Pepper Weevil Larvae
Pepper weevils are present in the southern United States. Although the larval bodies are white or light gray, they have heads that are brownish-orange. Pepper weevil larvae are small, measuring approximately 1/5 inch when fully mature. These grub-like larvae do take on the C-shape form and tend to attack the fruit and pods of the solanaceae (nightshade) family, such as pepper, tomato, eggplant and petunia plants. To control pepper weevil larvae populations, remove any fallen fruit or pods from the ground to discourage them from getting too comfortable in your garden. If larvae develop in adults, you can set up yellow sticky traps.
The larvae of craneflies, which look like "daddy-long-legs," are called leather jackets. Leather jackets are grub-like and brown. The larvae tend to attack the roots of turf grass but also may climb to the tops of flowers and herbs in your garden and eat the foliage. Maintaining a healthy lawn through dethatching, aerating and fertilizing and a healthy garden through adding the proper levels of organic material and water, will help plants withstand minor leather jacket invasions. Avoid having any swampy or soggy areas in your garden as craneflies thrive in aquatic environments.
- Harvest to Table: Vegetable Pest Problem Solver
- University of Florida IFAS: Pepper Weevil, Anthonomus Eugenii Cano
- Washington State University Whatcom County Extension: Crane Fly, Leatherjackets
- University of Florida Institute of Food and Agricultural Sciences: White Grubs

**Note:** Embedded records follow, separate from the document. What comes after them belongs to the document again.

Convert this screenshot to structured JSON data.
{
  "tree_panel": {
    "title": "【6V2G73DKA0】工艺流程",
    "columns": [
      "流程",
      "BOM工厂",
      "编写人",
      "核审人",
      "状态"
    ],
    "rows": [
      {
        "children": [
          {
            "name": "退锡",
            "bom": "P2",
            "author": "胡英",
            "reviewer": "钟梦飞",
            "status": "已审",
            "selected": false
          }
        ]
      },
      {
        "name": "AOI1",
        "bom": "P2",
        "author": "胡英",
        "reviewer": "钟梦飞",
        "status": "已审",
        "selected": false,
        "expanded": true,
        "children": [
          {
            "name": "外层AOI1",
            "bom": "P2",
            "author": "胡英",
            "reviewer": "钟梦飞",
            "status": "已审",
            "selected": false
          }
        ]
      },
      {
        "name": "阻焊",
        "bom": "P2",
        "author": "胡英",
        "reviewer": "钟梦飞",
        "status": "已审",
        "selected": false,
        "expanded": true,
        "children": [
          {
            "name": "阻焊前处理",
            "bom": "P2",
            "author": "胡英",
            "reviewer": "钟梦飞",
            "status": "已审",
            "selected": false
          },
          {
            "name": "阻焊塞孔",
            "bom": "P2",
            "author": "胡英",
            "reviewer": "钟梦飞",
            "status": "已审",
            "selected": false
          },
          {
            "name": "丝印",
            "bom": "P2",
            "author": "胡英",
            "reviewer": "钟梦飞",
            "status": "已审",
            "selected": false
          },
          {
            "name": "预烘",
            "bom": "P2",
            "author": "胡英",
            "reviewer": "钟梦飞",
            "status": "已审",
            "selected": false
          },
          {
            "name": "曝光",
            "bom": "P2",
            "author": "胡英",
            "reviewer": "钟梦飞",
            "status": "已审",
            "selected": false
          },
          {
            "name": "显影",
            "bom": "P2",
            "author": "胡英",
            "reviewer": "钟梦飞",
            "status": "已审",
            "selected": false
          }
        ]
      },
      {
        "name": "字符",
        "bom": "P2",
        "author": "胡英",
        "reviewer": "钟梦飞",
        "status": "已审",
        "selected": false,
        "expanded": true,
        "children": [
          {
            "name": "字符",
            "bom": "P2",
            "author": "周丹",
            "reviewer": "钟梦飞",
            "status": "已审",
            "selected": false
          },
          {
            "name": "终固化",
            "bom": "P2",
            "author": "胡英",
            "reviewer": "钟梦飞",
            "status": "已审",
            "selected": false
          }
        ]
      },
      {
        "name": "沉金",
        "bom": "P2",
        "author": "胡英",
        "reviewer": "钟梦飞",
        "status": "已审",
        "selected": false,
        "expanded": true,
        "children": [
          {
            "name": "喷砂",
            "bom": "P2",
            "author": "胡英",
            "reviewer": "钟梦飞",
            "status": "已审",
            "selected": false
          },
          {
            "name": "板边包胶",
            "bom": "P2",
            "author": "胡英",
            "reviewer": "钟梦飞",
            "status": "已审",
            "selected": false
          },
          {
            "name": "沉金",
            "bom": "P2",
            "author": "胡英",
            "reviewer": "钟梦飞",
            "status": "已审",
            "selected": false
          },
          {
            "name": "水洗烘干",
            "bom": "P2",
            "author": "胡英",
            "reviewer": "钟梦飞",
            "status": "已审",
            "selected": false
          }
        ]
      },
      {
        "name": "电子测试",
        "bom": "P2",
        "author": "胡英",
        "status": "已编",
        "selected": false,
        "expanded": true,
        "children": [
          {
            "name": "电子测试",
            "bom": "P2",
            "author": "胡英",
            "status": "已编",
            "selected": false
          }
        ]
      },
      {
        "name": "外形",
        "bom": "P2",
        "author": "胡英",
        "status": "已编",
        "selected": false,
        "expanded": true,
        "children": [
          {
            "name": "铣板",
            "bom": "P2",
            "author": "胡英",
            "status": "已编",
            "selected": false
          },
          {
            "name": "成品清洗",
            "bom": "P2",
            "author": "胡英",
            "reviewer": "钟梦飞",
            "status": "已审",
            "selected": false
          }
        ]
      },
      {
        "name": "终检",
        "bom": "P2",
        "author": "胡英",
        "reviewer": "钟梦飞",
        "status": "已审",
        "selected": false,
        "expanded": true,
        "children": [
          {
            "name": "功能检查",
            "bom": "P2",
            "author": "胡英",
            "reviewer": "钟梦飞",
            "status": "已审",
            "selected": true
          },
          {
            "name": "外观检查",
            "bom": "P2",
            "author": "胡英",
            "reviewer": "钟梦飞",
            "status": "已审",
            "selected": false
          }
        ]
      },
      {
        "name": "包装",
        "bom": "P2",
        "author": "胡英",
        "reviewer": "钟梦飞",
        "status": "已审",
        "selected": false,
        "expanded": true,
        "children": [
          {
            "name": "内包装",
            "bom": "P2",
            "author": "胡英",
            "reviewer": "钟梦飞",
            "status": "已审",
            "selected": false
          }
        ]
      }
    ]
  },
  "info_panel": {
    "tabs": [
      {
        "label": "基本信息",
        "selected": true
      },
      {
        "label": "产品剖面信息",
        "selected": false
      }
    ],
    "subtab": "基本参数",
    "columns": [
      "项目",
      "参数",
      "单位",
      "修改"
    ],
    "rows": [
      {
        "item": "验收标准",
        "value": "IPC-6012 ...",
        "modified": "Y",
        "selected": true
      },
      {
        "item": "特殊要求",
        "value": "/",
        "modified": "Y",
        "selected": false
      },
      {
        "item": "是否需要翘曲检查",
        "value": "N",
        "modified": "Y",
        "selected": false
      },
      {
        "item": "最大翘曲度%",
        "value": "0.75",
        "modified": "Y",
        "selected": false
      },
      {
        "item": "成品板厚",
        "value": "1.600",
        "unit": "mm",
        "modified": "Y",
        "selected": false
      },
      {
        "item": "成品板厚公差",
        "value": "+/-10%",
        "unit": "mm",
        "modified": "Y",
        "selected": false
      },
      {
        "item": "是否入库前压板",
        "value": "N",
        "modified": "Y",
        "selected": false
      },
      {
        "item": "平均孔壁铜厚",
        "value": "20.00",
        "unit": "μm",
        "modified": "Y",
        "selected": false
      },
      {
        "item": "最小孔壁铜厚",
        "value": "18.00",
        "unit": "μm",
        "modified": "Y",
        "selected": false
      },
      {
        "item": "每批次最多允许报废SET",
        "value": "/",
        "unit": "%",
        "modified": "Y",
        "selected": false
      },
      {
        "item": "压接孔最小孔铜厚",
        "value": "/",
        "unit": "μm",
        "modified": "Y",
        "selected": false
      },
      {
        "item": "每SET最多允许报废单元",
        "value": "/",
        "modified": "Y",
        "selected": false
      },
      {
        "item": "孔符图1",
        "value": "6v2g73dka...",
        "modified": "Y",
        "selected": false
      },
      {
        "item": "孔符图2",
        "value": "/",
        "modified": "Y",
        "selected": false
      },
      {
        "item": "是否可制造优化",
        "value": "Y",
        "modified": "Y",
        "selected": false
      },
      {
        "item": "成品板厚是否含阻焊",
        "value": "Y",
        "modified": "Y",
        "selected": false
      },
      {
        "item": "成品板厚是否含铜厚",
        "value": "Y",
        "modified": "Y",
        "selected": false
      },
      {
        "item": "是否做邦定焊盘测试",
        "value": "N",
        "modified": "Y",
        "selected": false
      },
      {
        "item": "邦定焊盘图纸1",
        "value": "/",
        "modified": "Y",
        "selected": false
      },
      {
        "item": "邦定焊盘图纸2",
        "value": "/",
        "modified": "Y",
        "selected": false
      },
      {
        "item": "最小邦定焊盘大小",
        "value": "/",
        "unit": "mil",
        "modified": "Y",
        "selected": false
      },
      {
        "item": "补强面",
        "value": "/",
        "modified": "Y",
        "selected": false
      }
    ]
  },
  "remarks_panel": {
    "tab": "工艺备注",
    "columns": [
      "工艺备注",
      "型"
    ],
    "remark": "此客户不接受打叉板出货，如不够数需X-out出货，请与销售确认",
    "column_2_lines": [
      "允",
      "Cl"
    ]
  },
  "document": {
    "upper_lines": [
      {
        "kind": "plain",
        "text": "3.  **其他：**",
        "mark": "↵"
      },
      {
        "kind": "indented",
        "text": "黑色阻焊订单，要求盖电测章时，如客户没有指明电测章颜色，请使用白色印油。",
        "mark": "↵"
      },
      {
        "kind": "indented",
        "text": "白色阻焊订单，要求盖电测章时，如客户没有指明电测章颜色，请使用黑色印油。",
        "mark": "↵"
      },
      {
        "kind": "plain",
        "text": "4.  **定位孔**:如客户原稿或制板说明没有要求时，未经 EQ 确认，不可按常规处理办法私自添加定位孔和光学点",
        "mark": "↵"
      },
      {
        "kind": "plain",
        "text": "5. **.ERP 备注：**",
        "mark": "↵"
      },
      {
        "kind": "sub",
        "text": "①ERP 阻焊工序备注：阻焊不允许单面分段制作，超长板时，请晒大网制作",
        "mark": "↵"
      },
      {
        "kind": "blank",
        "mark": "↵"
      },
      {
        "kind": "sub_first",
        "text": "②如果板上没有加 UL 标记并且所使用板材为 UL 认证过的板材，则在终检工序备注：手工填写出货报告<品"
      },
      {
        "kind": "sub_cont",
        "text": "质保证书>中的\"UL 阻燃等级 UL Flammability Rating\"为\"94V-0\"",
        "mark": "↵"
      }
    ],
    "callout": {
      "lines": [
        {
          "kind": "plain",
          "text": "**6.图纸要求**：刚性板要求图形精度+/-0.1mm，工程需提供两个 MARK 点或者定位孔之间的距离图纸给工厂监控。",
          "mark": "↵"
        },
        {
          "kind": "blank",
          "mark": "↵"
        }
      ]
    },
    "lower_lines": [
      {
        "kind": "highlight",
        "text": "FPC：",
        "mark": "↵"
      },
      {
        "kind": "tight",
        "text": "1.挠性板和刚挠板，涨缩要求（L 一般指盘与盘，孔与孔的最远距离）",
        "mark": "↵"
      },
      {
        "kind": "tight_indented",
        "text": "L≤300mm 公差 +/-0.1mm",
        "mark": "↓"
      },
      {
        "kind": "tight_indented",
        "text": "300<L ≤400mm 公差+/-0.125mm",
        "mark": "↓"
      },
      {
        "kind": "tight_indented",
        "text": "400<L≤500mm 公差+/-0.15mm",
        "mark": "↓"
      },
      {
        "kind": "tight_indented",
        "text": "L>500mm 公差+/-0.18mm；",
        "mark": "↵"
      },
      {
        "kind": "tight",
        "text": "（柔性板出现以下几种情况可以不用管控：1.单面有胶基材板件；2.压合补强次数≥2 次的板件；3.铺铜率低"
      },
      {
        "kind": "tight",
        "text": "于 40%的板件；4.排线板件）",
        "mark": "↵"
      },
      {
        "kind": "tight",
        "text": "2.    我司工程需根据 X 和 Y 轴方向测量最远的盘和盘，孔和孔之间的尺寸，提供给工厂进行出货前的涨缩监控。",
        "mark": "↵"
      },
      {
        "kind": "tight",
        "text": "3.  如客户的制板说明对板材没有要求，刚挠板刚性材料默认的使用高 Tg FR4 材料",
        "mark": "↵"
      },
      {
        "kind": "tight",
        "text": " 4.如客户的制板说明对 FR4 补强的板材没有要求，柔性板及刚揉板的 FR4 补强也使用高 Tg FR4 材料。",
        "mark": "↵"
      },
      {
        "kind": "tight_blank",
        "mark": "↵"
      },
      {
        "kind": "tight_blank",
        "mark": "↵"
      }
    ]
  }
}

- University of Minnesota Extension: Cutworms in Home Gardens
- United States Department of Agriculture: Managing the Japanese Beetle - A Homeowner's Handbook